You want to know the first thing that’ll stop in a large-scale crisis? The cars on the road. Without gas, you’ve got a range of just a few hundred miles before your car becomes just another abandoned vehicle on the side of the road.
And even if you had the foresight to plan ahead (we’ve got two rather large diesel tanks on our property), these fuel sources will run out eventually, and the transportation we rely on will come to a screeching stop. But you’re still going to need to stay mobile.
Not just to get you from point A to point B, but to also haul your gear and supplies around once you’ve made it to your bug out location. If you don’t start preparing now, you’re going to struggle to stay mobile when the SHTF.
Get a bicycle
One of the most reliable means of transport you can get your hands on is a bicycle. Powered by your legs alone, a good mountain bike with a set of gears will help you to quickly and quietly evacuate most areas, skirting obstacles in your path with ease.
Even without a lot of training, you can expect to cover anywhere from 40 to 60 miles in a day on a bike. I’d recommend getting saddlebags to store your gear, because in addition to your bug out bag you’re going to need a basic toolkit for your bike, at a minimum a tire pump and patch kit. The time is now to get comfortable riding a bike, if you haven’t for years or never really did as a kid, because when the SHTF this is your best bet for easy transport.
Get an ebike
In a step up from a normal bicycle, an ebike comes with an integrated electric motor. They range from pedal-assisted models to those with more powerful motors that essentially turn your bike into a scooter, you can still pedal of course, but the throttle means you don’t have to.
The downside with an ebike is they will need to be continually recharged, and beginner models start with a range of 25 to 30 miles. If you’ve got an off-the-grid power source on your property, like a set of solar panels or a wind turbine, an ebike is a smart choice as it’ll help you cover more ground, faster, and also tow heavier loads. The additional torque from the motor makes it possible to carry 3-4 times as much weight than you could move by yourself.
Get a bike cart
After an extended trip to Northern Europe I fell in love with bike carts. They’re incredibly useful if you’re needing to haul anything from your kids to a load of groceries, and you have a few options for different styles of cart to best suit your needs.

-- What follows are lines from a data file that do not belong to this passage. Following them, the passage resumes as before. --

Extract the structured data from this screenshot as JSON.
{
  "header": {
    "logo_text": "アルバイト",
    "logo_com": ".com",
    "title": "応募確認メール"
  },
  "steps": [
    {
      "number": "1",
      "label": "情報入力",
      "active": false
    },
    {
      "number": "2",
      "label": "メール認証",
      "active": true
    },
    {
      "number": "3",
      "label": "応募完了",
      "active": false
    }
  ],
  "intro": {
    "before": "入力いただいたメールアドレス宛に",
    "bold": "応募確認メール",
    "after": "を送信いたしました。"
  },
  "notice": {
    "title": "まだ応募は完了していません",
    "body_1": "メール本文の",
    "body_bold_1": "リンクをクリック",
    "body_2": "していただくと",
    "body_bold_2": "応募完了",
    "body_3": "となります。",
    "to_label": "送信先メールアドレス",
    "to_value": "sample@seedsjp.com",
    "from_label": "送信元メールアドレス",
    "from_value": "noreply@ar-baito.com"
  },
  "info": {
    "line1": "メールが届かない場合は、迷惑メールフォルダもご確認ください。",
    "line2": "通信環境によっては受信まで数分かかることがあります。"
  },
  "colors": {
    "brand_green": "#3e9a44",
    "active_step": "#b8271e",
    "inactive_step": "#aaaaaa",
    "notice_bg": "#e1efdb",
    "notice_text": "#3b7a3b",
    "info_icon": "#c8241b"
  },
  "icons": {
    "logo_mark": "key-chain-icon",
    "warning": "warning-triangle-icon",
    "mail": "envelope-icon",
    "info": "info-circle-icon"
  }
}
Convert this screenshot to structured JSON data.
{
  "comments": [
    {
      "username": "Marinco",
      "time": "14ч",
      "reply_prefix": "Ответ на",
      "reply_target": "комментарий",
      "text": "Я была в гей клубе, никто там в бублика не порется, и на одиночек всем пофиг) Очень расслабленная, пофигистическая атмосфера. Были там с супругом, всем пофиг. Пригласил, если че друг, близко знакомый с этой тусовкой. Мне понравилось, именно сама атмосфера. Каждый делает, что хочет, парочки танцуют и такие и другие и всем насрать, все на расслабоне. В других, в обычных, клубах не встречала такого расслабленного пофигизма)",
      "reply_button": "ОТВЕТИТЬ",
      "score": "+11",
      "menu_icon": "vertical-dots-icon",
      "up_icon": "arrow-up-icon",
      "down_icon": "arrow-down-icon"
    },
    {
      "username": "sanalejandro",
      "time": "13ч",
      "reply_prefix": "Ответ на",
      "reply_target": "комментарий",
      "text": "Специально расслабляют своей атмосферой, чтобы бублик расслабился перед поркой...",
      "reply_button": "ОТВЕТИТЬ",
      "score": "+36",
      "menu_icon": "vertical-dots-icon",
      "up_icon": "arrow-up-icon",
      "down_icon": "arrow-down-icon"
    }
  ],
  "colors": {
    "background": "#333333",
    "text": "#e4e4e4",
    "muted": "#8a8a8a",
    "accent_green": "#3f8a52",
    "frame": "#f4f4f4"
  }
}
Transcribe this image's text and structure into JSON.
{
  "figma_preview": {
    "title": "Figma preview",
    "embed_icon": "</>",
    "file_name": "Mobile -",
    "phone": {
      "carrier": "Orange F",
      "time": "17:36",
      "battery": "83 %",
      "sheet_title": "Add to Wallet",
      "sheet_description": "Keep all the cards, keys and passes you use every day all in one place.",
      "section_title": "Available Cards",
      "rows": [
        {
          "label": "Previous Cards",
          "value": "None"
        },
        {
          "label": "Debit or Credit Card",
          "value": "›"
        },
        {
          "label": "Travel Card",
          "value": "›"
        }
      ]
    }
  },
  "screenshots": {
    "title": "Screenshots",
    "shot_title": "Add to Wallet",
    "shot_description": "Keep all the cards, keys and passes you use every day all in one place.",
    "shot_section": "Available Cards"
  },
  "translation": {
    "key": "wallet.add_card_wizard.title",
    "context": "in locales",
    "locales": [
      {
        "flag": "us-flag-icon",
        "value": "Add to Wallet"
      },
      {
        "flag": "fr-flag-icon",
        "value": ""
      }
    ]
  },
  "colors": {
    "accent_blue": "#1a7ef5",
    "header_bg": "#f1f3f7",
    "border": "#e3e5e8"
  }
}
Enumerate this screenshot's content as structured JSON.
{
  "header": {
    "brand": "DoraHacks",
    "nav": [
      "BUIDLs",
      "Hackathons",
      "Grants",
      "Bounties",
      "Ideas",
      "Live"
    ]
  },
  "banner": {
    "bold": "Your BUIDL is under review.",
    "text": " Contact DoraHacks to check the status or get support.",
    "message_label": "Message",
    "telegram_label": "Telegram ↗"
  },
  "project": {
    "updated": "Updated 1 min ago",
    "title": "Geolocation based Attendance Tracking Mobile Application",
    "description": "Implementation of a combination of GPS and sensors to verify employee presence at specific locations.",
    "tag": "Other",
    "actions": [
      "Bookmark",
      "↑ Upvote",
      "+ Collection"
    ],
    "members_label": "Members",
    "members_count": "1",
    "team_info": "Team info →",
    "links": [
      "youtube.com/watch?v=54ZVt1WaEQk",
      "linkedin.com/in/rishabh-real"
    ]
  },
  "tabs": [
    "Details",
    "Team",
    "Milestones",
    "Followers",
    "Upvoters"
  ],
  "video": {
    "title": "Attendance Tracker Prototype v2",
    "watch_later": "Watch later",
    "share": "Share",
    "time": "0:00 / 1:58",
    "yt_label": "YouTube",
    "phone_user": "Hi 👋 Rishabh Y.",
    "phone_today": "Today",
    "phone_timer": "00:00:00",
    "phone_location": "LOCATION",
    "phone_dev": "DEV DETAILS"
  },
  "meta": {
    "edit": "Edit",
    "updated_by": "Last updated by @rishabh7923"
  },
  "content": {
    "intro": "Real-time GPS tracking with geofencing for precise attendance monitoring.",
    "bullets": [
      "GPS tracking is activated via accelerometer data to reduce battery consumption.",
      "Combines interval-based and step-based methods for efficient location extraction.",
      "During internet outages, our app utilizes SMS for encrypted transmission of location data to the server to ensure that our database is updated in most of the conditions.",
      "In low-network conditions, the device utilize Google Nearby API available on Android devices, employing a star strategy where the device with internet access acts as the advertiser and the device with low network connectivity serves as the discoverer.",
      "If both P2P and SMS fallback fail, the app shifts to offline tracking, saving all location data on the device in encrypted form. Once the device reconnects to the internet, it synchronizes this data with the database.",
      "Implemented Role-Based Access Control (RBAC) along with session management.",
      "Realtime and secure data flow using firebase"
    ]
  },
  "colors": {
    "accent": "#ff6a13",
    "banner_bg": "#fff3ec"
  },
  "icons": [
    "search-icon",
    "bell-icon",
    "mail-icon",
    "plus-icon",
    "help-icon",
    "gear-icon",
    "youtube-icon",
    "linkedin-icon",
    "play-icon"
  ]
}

From trailers that connect in when you need it, to fully converted “tricycles” with an integrated cart (on either the front or the back), if you’re going to be using your bike for any sort of hauling, like collecting wood or foraging, a bike cart will allow you to carry far more than you safely could on a traditional bicycle. They add stability to the load which is ideal for me when I am going off trail in my property, and I love having a portable solar panel on there.
Get a horse
I never really considered myself a horse person until we got our property, and at my wife’s insistence we ended up with a couple of docile mares that our kids love to ride. They do take work to keep fit and shoed, and despite many preppers telling you they only need water and grass, my bank account would tell you that’s a lie.
But if you’ve got the means, a horse is a great way to navigate your property, they can cover around 30 miles a day. Of course, the downside is they’re noisy on a road, can startle easily and require food and water, just like you, to stay alive. I include horses here because they are a way to stay mobile, but personally, I’d go with a bike.
Get a wood gas truck
Gasification is a little-known technique that’s not really popular today. But if you’re living off the grid, it can be your saving grace in a crisis. Essentially, it’s a wood gas generator, that you mount to your intended vehicle. They’re dangerous to run inside as they produce carbon monoxide, but outdoors, it’s an ideal substitute for gas.
Fueled with wood (or charcoal), a wood gas generator is a large chamber, that you start a fire within. It’s massive, we lose almost half the tray in our truck to this device, but it’s worth it. The fuel wood is added inside, and as it heats releases carbon monoxide that you can use to power an internal combustion engine. Yes, it is slow to start, but wood is a renewable resource and our truck will keep running long after we’ve run out of diesel.
Get a boat or kayak
If you live near any waterways a small boat or a kayak is a smart investment. We’ve got a large stream running through our property, that you can follow for a few hundred miles until it opens up to a large lake.
I’ve made the trip a few times, it’s beautiful fishing, but it’s also a hidden highway we can use to evacuate. Powered only by paddling, we can silently slip away in our boats while the roads remain gridlocked. It’s also a way for us to go out and reach new areas for foraging and fishing when the SHTF.
I like to think I’ve got a backup plan for most situations, but when it comes to mobility you have to start preparing now. Because once the SHTF you won’t be able to fill your tank at the local gas station anymore, and within a couple of weeks, most cars are going to be absolutely useless once their tanks run dry. Don’t be the one left stranded.